As British white person, I don’t have much of a place to speak about African American issues, but I saw Cornel West speak live in DC on Martin Luther King back in late 2013 and could not help but notice just how self absorbed, egotistical and frankly lazy he was when addressing the crowd. I wrote about it back then in article titled “Why I Didn’t Interview Cornel West” after feeling completely depressed at what I had seen. The great orator who once spoke in a language accessible to people of all color was now a bitter race warrior, hurling the nastiest of insults at other black leaders with whom he disagreed with.
I had wanted to speak with him about Martin Luther King but couldn’t bring myself to approach him after listening to an incoherent ramble about injustice filled with much rhetorical flair and next to no substance. West was truly exposed by the other brilliant speakers that day, and after speaking to a group of African American ladies I was sitting with, I discovered I wasn’t the only one who thought that way. On the way out of the event, I spoke with Guardian journalist Gary Younge who talked at the event about the book he had written on Dr King’s ‘I have a dream’ speech, but could barely get to him given the excitement West was generating around him, selling and signing a book that was several years old. I wondered why Dr West had showed up at the event – he clearly hadn’t prepared for it, yet never wasted an opportunity to direct attention to himself despite not having any real reason to be there.

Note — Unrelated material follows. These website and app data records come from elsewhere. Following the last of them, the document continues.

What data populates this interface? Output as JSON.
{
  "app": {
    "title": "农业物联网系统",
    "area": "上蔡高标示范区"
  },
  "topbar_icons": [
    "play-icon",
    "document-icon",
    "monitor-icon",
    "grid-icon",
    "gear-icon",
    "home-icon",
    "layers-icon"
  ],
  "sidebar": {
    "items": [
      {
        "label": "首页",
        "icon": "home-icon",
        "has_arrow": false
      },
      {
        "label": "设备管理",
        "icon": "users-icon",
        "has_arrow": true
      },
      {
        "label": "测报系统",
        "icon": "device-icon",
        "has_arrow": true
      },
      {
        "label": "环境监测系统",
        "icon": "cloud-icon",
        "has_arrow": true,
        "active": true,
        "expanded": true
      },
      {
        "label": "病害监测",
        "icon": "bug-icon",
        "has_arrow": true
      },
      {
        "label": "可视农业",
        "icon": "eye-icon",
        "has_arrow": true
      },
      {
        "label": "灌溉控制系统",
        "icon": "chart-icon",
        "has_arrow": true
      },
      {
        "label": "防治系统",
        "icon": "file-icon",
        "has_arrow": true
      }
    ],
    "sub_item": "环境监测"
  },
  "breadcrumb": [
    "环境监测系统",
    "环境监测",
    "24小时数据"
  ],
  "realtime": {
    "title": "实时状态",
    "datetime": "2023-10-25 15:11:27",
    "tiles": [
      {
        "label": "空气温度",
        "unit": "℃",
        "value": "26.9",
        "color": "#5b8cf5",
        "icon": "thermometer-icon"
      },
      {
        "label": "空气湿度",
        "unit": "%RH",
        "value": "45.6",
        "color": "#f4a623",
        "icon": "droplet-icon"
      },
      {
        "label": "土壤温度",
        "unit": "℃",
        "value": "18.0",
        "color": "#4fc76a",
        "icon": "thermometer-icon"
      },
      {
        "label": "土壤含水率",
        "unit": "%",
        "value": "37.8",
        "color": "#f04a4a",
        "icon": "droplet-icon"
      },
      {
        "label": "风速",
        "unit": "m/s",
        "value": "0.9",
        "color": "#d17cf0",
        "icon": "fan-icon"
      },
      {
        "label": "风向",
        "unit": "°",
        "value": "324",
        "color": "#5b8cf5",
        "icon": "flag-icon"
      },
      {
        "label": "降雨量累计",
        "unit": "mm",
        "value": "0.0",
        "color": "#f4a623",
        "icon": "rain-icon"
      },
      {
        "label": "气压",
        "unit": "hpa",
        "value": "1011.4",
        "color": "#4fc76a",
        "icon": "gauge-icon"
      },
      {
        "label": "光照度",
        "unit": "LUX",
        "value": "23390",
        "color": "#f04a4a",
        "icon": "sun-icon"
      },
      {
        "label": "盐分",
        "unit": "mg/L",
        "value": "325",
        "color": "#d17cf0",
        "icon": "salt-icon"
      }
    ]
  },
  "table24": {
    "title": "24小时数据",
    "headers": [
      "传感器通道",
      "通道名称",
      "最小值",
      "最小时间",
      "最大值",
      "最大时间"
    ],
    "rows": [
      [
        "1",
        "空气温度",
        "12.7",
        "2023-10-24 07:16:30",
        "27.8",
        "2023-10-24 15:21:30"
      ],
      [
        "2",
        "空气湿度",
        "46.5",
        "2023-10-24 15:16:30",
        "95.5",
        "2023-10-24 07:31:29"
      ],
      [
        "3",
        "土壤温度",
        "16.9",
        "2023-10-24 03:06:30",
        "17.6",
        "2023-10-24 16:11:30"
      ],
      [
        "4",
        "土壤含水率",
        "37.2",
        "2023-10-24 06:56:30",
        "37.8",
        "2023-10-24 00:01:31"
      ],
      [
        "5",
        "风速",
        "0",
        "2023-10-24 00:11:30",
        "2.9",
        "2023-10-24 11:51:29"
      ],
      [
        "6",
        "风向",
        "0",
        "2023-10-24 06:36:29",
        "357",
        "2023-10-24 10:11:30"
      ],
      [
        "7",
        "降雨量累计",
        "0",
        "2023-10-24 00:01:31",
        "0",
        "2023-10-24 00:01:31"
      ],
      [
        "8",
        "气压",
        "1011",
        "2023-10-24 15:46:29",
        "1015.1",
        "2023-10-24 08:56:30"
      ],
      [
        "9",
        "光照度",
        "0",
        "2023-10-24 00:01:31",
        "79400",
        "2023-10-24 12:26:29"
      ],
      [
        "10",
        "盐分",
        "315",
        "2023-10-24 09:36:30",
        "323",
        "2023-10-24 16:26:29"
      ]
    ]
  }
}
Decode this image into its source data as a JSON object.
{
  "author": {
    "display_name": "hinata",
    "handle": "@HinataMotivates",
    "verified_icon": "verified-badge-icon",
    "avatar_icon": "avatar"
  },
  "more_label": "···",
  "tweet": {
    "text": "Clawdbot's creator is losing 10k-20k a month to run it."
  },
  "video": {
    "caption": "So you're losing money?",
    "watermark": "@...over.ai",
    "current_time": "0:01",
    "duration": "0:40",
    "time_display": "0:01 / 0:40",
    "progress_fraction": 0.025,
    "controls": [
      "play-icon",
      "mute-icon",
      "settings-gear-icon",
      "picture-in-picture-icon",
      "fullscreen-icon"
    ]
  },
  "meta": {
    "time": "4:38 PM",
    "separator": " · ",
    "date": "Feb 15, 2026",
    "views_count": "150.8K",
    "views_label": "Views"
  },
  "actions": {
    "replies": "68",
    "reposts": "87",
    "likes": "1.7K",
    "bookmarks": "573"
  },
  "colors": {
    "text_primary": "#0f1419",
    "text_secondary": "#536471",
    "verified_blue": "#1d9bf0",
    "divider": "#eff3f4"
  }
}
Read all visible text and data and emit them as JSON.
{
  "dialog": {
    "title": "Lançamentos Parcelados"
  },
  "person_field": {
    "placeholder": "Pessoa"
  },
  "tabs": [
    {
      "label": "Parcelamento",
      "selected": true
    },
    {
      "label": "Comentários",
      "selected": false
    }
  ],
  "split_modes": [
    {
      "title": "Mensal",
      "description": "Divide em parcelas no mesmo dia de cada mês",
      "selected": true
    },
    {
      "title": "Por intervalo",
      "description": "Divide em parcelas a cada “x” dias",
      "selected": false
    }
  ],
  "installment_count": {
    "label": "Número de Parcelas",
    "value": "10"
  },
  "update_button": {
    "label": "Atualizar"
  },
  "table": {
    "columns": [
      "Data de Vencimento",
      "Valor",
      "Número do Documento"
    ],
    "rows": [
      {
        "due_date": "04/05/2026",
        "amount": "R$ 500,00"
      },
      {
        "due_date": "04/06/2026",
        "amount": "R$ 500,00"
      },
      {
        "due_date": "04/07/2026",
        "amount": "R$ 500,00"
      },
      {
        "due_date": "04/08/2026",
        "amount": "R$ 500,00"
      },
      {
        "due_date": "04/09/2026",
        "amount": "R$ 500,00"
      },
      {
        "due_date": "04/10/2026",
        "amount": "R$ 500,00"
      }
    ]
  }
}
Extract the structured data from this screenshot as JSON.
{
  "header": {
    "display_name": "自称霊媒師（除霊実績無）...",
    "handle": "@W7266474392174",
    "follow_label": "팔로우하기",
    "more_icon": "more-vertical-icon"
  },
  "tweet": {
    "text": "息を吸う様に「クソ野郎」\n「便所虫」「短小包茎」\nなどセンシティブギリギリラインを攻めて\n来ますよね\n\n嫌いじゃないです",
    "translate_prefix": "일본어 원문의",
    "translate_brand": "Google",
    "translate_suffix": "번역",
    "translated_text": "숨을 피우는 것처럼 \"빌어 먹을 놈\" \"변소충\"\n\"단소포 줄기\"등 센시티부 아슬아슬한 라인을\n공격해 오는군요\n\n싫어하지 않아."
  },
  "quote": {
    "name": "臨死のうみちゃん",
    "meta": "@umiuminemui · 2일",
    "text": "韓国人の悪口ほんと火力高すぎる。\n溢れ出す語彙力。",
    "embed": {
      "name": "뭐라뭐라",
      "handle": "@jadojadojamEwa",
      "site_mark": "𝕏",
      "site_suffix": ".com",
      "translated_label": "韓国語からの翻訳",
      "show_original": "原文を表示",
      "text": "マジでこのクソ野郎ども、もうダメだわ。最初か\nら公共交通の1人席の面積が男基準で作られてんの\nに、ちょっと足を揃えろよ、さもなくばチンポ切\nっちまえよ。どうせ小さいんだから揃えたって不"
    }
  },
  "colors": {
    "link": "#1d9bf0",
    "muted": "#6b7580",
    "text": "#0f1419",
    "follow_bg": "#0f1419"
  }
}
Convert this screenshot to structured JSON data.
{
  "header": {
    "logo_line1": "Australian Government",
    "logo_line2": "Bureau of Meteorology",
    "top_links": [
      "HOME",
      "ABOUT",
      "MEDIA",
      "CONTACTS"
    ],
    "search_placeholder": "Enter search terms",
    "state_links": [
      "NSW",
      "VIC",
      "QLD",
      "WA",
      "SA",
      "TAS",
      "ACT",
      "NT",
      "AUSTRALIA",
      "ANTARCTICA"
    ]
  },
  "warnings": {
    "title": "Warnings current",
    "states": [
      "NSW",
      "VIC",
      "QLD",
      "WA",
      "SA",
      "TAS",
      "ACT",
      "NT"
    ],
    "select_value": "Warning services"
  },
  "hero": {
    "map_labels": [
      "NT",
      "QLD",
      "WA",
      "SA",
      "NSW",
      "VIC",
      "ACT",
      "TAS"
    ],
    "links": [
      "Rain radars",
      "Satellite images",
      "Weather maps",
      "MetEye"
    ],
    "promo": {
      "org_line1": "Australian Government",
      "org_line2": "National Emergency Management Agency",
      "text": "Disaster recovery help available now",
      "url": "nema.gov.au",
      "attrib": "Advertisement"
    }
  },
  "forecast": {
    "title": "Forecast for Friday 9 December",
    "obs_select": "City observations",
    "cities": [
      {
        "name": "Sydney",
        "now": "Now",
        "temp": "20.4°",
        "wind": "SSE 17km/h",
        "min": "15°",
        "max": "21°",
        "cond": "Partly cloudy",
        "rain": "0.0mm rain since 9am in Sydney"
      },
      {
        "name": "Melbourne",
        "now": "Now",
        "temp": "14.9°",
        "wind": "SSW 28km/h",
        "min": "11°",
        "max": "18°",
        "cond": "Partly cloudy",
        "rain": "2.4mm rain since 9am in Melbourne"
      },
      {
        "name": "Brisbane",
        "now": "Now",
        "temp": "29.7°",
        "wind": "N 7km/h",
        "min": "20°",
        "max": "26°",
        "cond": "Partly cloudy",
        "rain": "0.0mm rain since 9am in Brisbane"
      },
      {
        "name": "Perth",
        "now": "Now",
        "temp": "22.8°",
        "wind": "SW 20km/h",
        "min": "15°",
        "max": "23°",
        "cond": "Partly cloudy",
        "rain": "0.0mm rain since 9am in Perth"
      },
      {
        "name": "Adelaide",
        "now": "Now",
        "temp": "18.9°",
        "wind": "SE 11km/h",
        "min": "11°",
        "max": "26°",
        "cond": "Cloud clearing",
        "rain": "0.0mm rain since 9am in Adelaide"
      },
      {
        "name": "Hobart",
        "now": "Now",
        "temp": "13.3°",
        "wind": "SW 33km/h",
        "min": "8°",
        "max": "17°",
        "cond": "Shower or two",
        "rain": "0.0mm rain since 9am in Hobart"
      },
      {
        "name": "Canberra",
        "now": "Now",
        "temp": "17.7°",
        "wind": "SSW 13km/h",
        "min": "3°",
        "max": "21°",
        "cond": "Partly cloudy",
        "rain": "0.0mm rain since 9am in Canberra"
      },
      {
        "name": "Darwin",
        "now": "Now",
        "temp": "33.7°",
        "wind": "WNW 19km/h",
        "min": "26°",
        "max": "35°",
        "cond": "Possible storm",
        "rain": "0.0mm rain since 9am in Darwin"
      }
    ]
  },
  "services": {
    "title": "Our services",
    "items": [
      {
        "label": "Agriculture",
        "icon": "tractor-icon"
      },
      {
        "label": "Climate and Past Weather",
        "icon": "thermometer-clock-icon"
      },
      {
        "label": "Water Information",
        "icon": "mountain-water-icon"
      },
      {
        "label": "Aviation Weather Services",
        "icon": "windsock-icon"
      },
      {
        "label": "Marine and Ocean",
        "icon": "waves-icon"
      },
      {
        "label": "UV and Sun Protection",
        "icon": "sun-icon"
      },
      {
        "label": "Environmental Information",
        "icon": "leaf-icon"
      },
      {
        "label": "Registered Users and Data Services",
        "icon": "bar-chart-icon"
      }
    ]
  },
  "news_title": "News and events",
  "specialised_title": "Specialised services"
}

It is fine to disagree with Obama and anyone else who supports him. Personally, I agree with much of West’s criticisms pertaining to Obama’s relationship with Wall St, his timidness in dealing with racially sensitive issues and many of his foreign policy decisions. I also agree with him on much though, and try to maintain a sense of balance when looking at his Presidency as a whole. And of course, I don’t take anything he does personally – he’s a politician running the most powerful nation on earth with responsibilities and problems I could not begin to comprehend. Sure, many of his decisions infuriate me, but I can never fully understand the power dynamics at play that lead to them. West though, believes Obama owes him personally and has made it his mission to let the world know that he is the sole arbiter of righteous blackness. As Dyson writes:
West’s narcissism in this matter is not exemplified by his sense of being jilted but in the way he has personalized his grief. And the longer West has nursed his resentment, the more he has revealed parts of himself that even he may not understand or be able to explain, since political disappointment in a politician’s behavior rarely provokes such torrents of passion, such protracted, dastardly, and sadly, such self-destructive hate.
It is truly a shame that a great American thinker who spoke so eloquently to so many people has allowed his ego and narcism to override his formidable brain. West could once control those impulses and channel them for good, his frenetic energy manifesting itself in remarkable rhetorical skill and a blazing passion for justice. Sure West was always a flamboyant performer, but he was a good one. What remains now though, is an embittered self promoter struggling to come to terms with lost relevance. West’s viciousness is not a sign of passion, rather a symbol of sad desperation and the decline of his once great intellect.
Ben Cohen is the editor and founder of The Daily Banter. He lives in Washington DC where he does podcasts, teaches Martial Arts, and tries to be a good father. He would be extremely disturbed if you took him too seriously.